Scientific name: Nymphaea lutea
How: seeds-raw or roasted
Where: still or slow-moving water
When: seeds-August to September
Nutritional Value: protein
Dangers: root are too bitter and nasty to eat, regardless of what you may have read in a book.
Spatterdock in drying pond. Normally they would be in water rather than mud.
Root tuber and young leaves. Peterson's Guide to Wild Edibles is wrong, these suck!!
Another picture of the tuber and more mature leaves.
Texas distribution, attributed to U. S. Department of Agriculture. The marked counties are guidelines only. Plants may appear in other counties, especially if used in landscaping.
North American distribution, attributed to U. S. Department of Agriculture.
Found in lakes, ponds, relatively slow-moving streams across North America, the lily pads and small, yellow flowers of Spatterdock are common sight. Many books on wilderness survival and edible wild plants talk about the rich source of life-saving calories to be found in the thick roots of Spatterdock...and if you've ever successfully eaten a Spatterdock root I tip my hat to you. I've never found any whose bitter taste didn't make me throw up. Seriously, don't bother trying to eat these tubers/roots!! Whatever other book you've read that says these are good food are lying to you!
The seeds formed in the flower-bodies aren't nearly as bitter and taste best roasted.

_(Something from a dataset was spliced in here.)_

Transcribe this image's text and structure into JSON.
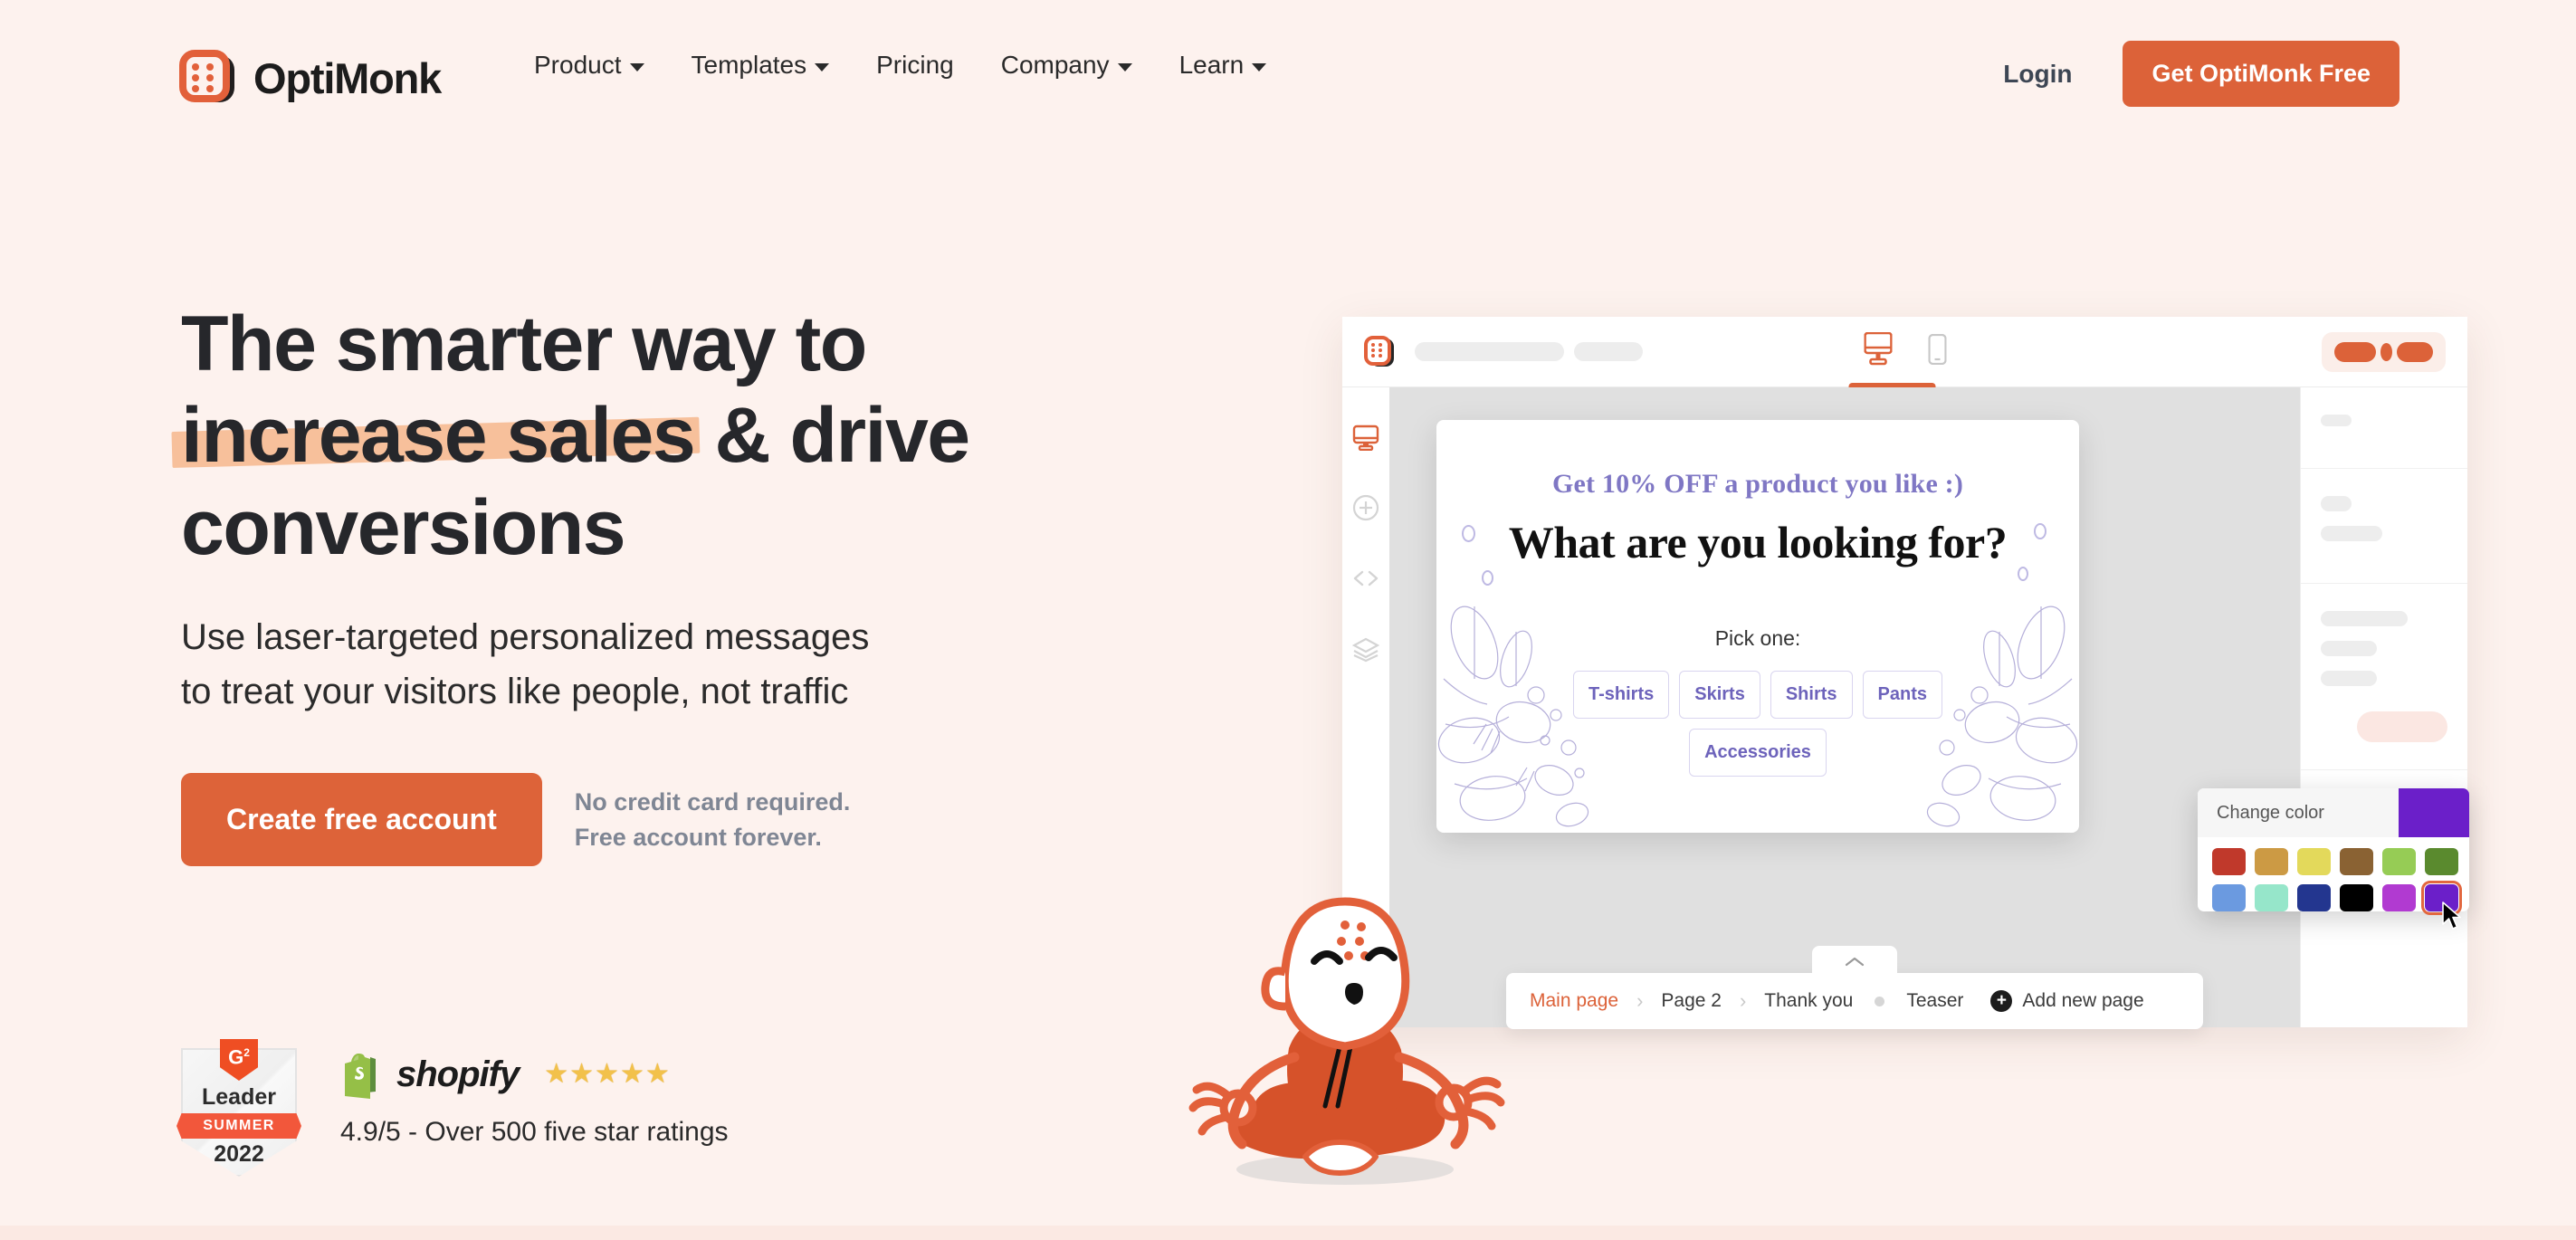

Buy my book! Idiots Guide Foraging covers 70 of North America's tastiest and easy to find wild edibles shown with the same big pictures as here on the Foraging Texas website.